[[ Material to process open ]]
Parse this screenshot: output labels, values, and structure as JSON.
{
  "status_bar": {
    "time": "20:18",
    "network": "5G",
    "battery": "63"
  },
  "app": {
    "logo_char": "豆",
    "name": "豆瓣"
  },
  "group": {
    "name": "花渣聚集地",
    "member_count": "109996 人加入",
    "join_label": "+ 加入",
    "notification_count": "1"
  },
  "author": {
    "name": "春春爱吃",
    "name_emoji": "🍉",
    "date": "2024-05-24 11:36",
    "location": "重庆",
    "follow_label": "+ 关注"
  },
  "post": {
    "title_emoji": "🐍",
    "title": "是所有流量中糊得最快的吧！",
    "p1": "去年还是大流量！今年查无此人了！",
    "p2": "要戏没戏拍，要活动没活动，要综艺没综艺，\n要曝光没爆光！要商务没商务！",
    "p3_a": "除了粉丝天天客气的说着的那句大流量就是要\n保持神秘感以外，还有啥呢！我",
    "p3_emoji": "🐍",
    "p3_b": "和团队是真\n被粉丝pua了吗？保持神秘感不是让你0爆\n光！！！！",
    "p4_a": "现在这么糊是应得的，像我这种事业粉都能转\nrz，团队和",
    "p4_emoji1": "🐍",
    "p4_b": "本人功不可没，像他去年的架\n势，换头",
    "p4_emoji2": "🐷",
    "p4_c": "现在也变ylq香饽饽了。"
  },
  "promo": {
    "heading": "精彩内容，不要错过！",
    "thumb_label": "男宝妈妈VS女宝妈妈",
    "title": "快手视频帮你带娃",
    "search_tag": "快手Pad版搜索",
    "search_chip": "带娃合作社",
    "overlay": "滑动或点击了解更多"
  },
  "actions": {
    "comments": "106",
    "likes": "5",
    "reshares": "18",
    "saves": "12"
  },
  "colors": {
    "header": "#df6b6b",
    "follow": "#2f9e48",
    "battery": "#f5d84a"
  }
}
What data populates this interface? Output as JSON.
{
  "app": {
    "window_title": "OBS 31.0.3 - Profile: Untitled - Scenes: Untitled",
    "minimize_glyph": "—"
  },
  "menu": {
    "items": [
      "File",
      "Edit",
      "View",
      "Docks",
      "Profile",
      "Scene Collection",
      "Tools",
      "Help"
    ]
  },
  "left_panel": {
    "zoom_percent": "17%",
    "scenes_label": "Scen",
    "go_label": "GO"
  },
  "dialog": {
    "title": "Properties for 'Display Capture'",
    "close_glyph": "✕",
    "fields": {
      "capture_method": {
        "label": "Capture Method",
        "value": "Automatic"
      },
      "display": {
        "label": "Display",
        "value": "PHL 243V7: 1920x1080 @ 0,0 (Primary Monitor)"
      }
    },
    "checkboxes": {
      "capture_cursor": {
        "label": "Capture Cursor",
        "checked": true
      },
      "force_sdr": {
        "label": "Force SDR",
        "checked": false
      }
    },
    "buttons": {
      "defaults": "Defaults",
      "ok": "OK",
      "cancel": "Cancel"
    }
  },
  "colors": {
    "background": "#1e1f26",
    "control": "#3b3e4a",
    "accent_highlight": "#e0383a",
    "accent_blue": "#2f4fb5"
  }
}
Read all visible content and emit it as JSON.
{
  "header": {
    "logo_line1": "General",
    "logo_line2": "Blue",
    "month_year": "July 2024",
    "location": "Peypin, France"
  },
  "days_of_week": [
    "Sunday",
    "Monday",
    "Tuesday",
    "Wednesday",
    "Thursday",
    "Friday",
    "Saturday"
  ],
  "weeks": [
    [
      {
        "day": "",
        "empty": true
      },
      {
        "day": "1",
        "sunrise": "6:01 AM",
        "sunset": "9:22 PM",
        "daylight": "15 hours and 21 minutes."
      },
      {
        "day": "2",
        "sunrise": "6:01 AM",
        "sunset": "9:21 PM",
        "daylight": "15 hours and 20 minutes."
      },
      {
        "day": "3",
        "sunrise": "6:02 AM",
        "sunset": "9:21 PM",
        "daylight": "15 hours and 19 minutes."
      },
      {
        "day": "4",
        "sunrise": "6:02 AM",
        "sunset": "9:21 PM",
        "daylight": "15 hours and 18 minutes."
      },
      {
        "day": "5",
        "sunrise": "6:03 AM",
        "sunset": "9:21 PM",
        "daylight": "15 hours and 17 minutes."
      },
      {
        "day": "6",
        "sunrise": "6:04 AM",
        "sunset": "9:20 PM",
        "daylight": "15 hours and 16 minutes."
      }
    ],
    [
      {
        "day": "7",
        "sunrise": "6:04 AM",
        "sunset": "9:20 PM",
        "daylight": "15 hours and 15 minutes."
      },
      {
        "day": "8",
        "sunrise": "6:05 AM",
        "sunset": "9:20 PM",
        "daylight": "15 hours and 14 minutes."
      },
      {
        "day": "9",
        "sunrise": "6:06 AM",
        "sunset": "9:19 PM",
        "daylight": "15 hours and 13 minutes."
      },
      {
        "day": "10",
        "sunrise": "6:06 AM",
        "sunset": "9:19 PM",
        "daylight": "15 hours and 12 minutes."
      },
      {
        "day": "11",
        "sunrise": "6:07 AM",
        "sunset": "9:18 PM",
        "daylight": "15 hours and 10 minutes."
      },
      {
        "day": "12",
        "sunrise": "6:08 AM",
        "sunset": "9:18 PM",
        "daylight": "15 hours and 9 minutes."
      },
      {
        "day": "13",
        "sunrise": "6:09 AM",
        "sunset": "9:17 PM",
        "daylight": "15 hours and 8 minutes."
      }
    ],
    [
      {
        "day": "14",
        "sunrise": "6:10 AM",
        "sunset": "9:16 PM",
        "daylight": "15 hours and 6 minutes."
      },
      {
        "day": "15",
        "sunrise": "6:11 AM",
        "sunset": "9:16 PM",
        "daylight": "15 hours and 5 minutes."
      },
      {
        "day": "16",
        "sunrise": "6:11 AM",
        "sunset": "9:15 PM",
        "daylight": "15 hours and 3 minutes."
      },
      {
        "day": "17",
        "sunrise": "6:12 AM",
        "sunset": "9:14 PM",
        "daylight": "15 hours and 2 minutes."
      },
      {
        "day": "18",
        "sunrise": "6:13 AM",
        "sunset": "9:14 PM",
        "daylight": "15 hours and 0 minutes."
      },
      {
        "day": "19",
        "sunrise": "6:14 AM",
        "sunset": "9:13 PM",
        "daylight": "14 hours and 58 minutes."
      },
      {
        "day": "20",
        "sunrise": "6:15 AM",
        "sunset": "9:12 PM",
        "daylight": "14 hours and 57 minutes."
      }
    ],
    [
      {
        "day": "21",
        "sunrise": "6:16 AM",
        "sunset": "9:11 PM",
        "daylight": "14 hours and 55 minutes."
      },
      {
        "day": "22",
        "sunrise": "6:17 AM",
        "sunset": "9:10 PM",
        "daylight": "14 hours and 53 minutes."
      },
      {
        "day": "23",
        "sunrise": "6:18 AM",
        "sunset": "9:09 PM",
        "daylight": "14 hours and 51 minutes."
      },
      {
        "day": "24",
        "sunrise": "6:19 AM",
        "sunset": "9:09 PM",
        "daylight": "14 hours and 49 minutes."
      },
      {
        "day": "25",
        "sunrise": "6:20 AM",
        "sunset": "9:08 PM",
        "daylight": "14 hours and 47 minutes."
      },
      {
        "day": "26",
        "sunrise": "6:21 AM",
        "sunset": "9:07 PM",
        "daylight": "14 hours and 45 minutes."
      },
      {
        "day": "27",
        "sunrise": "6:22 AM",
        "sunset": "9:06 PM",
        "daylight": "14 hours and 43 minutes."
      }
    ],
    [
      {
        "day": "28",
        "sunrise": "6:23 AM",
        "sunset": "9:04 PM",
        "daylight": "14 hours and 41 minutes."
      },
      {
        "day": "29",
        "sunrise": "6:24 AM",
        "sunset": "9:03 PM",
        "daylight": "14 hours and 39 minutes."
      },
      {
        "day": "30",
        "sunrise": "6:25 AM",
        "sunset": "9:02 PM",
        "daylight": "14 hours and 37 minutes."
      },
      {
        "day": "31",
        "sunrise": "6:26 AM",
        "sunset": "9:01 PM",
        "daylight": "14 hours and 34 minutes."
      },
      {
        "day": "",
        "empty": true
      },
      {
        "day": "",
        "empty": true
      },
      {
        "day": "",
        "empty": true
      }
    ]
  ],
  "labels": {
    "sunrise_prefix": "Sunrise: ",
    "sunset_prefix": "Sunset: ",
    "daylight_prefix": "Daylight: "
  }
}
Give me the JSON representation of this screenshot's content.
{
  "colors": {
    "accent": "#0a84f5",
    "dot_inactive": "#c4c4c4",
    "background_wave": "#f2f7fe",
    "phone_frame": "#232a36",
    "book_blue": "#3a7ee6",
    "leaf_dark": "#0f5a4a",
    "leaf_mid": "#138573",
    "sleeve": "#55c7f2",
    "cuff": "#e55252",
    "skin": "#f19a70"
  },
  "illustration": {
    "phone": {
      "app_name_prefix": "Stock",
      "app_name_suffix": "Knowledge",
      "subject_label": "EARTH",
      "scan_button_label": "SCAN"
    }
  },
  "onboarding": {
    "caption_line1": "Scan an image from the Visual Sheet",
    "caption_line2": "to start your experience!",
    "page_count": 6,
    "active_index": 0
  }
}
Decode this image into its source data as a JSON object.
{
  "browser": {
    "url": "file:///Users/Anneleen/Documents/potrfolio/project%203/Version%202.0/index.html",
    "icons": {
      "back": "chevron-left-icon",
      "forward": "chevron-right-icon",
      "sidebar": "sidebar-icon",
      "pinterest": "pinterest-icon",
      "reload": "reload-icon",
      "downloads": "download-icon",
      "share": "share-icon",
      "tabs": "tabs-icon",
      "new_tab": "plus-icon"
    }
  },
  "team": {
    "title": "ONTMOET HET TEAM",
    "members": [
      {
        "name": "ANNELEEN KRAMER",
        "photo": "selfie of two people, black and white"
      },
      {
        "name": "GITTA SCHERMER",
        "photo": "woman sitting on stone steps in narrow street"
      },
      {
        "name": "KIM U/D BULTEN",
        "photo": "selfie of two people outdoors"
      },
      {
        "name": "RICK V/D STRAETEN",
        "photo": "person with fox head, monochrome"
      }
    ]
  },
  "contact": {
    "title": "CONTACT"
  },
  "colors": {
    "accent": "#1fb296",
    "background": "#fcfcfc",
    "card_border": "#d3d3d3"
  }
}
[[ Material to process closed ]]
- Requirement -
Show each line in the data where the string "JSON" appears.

- Result -
Parse this screenshot: output labels, values, and structure as JSON.
What data populates this interface? Output as JSON.
Read all visible content and emit it as JSON.
Give me the JSON representation of this screenshot's content.
Decode this image into its source data as a JSON object.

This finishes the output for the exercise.